APA (6th Edition):

Matthews, J. (2014). Moral Emotions In Adolescent Girls' Relational Aggression . (Thesis). Cornell University. Retrieved from http://hdl.handle.net/1813/37079

Note: this citation may be lacking information needed for this citation format:
Not specified: Masters Thesis or Doctoral Dissertation

Chicago Manual of Style (16th Edition):

Matthews, Jessica. “Moral Emotions In Adolescent Girls' Relational Aggression .” 2014. Thesis, Cornell University. Accessed July 17, 2019. http://hdl.handle.net/1813/37079.

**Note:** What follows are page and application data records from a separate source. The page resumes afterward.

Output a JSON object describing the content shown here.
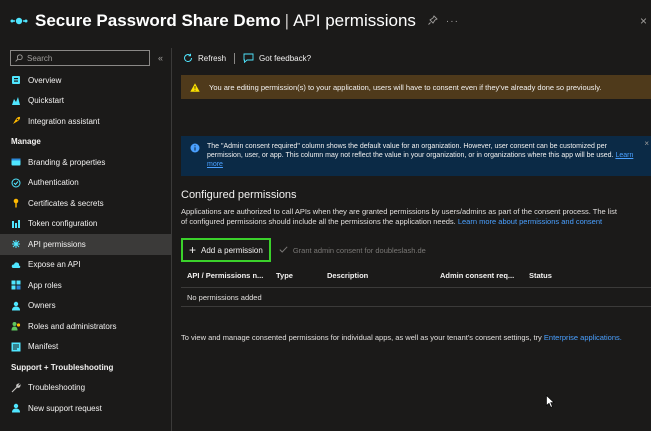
{
  "header": {
    "app_name": "Secure Password Share Demo",
    "separator": "|",
    "page_name": "API permissions",
    "more": "···",
    "close": "×"
  },
  "sidebar": {
    "search_placeholder": "Search",
    "collapse": "«",
    "top_items": [
      {
        "label": "Overview",
        "icon": "overview-icon",
        "color": "#50e6ff"
      },
      {
        "label": "Quickstart",
        "icon": "quickstart-icon",
        "color": "#50e6ff"
      },
      {
        "label": "Integration assistant",
        "icon": "rocket-icon",
        "color": "#ffb900"
      }
    ],
    "manage_label": "Manage",
    "manage_items": [
      {
        "label": "Branding & properties",
        "icon": "branding-icon",
        "color": "#50e6ff"
      },
      {
        "label": "Authentication",
        "icon": "authentication-icon",
        "color": "#50e6ff"
      },
      {
        "label": "Certificates & secrets",
        "icon": "key-icon",
        "color": "#ffb900"
      },
      {
        "label": "Token configuration",
        "icon": "token-icon",
        "color": "#50e6ff"
      },
      {
        "label": "API permissions",
        "icon": "api-permissions-icon",
        "color": "#50e6ff",
        "active": true
      },
      {
        "label": "Expose an API",
        "icon": "cloud-icon",
        "color": "#50e6ff"
      },
      {
        "label": "App roles",
        "icon": "app-roles-icon",
        "color": "#50e6ff"
      },
      {
        "label": "Owners",
        "icon": "owners-icon",
        "color": "#50e6ff"
      },
      {
        "label": "Roles and administrators",
        "icon": "roles-icon",
        "color": "#5ec75e"
      },
      {
        "label": "Manifest",
        "icon": "manifest-icon",
        "color": "#50e6ff"
      }
    ],
    "support_label": "Support + Troubleshooting",
    "support_items": [
      {
        "label": "Troubleshooting",
        "icon": "wrench-icon",
        "color": "#c8c6c4"
      },
      {
        "label": "New support request",
        "icon": "support-icon",
        "color": "#50e6ff"
      }
    ]
  },
  "toolbar": {
    "refresh_label": "Refresh",
    "feedback_label": "Got feedback?"
  },
  "warning": {
    "text": "You are editing permission(s) to your application, users will have to consent even if they've already done so previously."
  },
  "info": {
    "text": "The \"Admin consent required\" column shows the default value for an organization. However, user consent can be customized per permission, user, or app. This column may not reflect the value in your organization, or in organizations where this app will be used.",
    "link": "Learn more"
  },
  "configured": {
    "title": "Configured permissions",
    "line1": "Applications are authorized to call APIs when they are granted permissions by users/admins as part of the consent process. The list",
    "line2": "of configured permissions should include all the permissions the application needs.",
    "link": "Learn more about permissions and consent"
  },
  "actions": {
    "add_label": "Add a permission",
    "grant_label": "Grant admin consent for doubleslash.de"
  },
  "table": {
    "columns": [
      "API / Permissions n...",
      "Type",
      "Description",
      "Admin consent req...",
      "Status"
    ],
    "empty_text": "No permissions added"
  },
  "footer": {
    "text": "To view and manage consented permissions for individual apps, as well as your tenant's consent settings, try",
    "link": "Enterprise applications."
  },
  "colors": {
    "background": "#1b1a19",
    "warning_bg": "#4f3a1b",
    "info_bg": "#0b2a46",
    "link": "#4aa0ff",
    "highlight": "#3bd12b"
  }
}
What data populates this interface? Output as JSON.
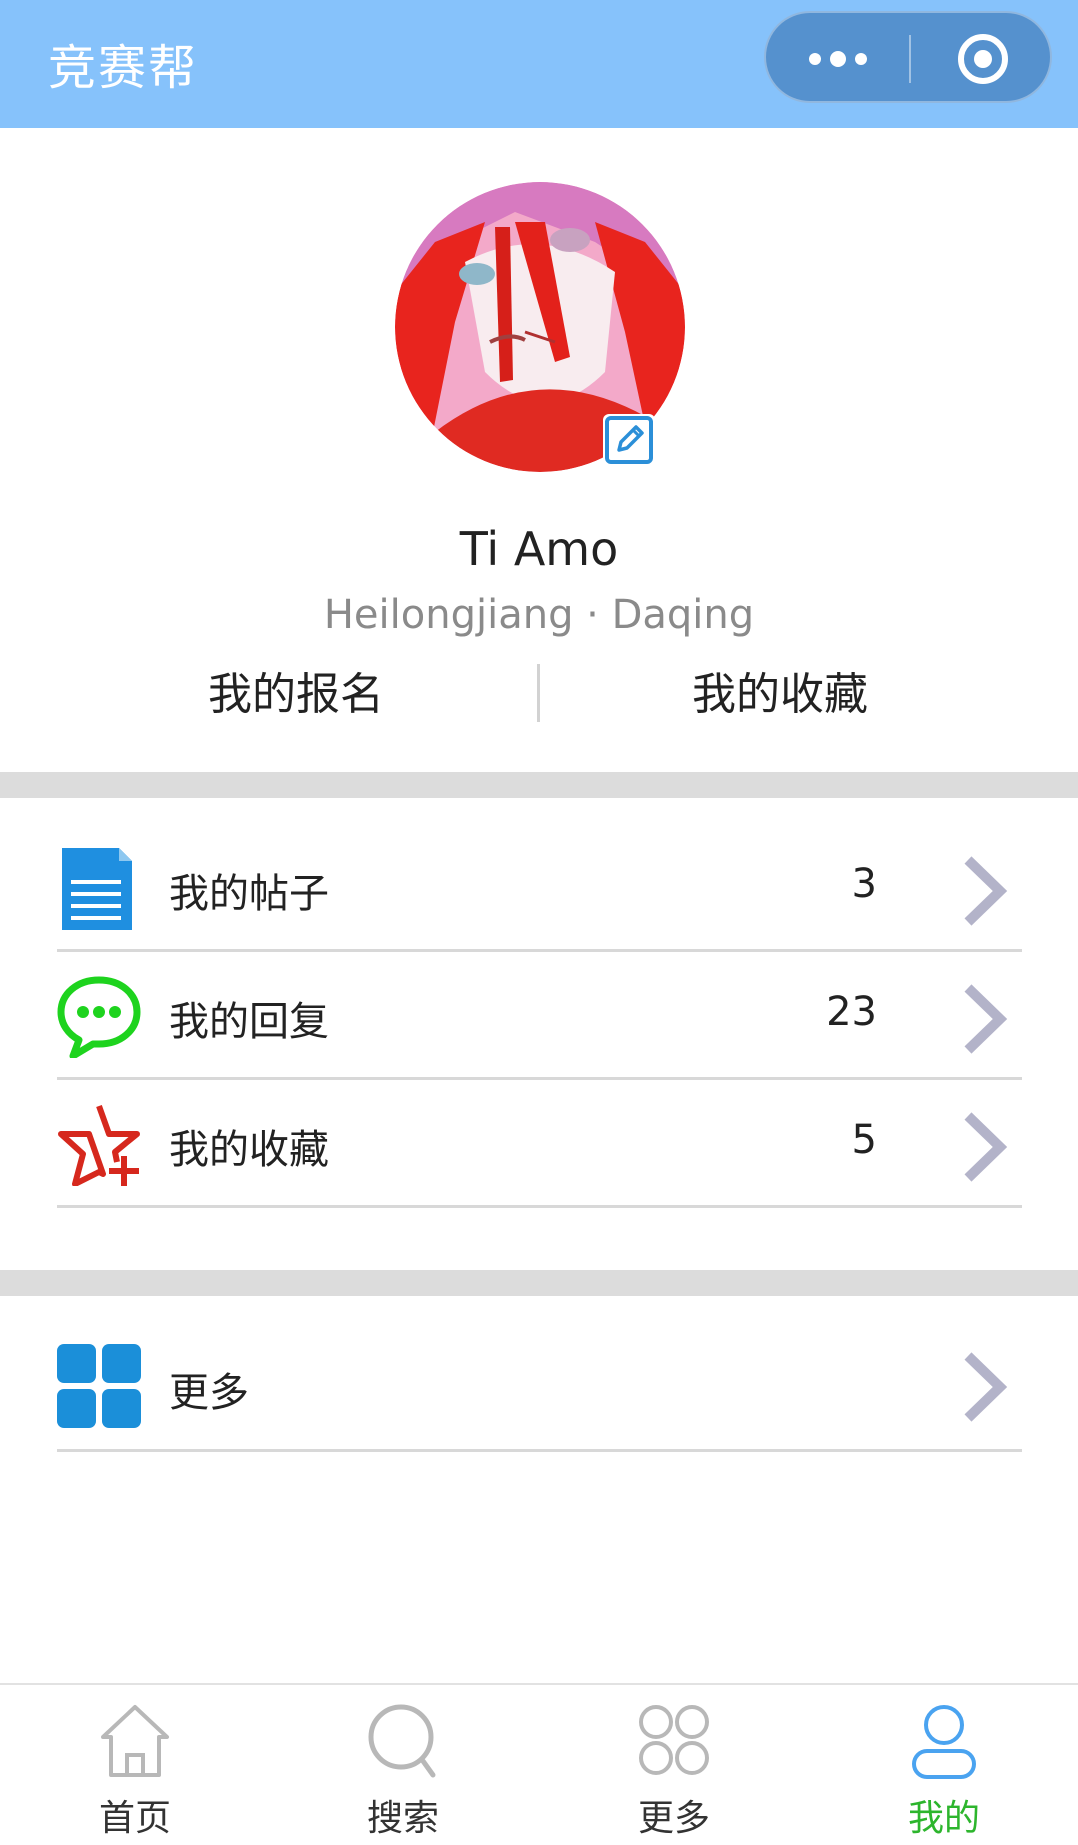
{
  "navbar": {
    "title": "竞赛帮",
    "menu_icon": "more-dots-icon",
    "close_icon": "target-circle-icon",
    "bg_color": "#86c2fb"
  },
  "profile": {
    "avatar_icon": "user-avatar-anime",
    "edit_icon": "edit-pencil-icon",
    "name": "Ti Amo",
    "location": "Heilongjiang · Daqing"
  },
  "quick_links": [
    {
      "label": "我的报名"
    },
    {
      "label": "我的收藏"
    }
  ],
  "menu_items": [
    {
      "label": "我的帖子",
      "count": "3",
      "icon": "document-icon"
    },
    {
      "label": "我的回复",
      "count": "23",
      "icon": "chat-bubble-icon"
    },
    {
      "label": "我的收藏",
      "count": "5",
      "icon": "star-plus-icon"
    }
  ],
  "more_item": {
    "label": "更多",
    "icon": "grid-icon"
  },
  "tabbar": {
    "active_color": "#2db52d",
    "items": [
      {
        "label": "首页",
        "icon": "home-icon"
      },
      {
        "label": "搜索",
        "icon": "search-icon"
      },
      {
        "label": "更多",
        "icon": "grid-icon"
      },
      {
        "label": "我的",
        "icon": "user-icon",
        "active": true
      }
    ]
  }
}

Note: this citation may be lacking information needed for this citation format:
Not specified: Masters Thesis or Doctoral Dissertation

MLA Handbook (7th Edition):

Matthews, Jessica. “Moral Emotions In Adolescent Girls' Relational Aggression .” 2014. Web. 17 Jul 2019.

Vancouver:

Matthews J. Moral Emotions In Adolescent Girls' Relational Aggression . [Internet] [Thesis]. Cornell University; 2014. [cited 2019 Jul 17]. Available from: http://hdl.handle.net/1813/37079.

Note: this citation may be lacking information needed for this citation format:
Not specified: Masters Thesis or Doctoral Dissertation

Council of Science Editors:

Matthews J. Moral Emotions In Adolescent Girls' Relational Aggression . [Thesis]. Cornell University; 2014. Available from: http://hdl.handle.net/1813/37079

Note: this citation may be lacking information needed for this citation format:
Not specified: Masters Thesis or Doctoral Dissertation

.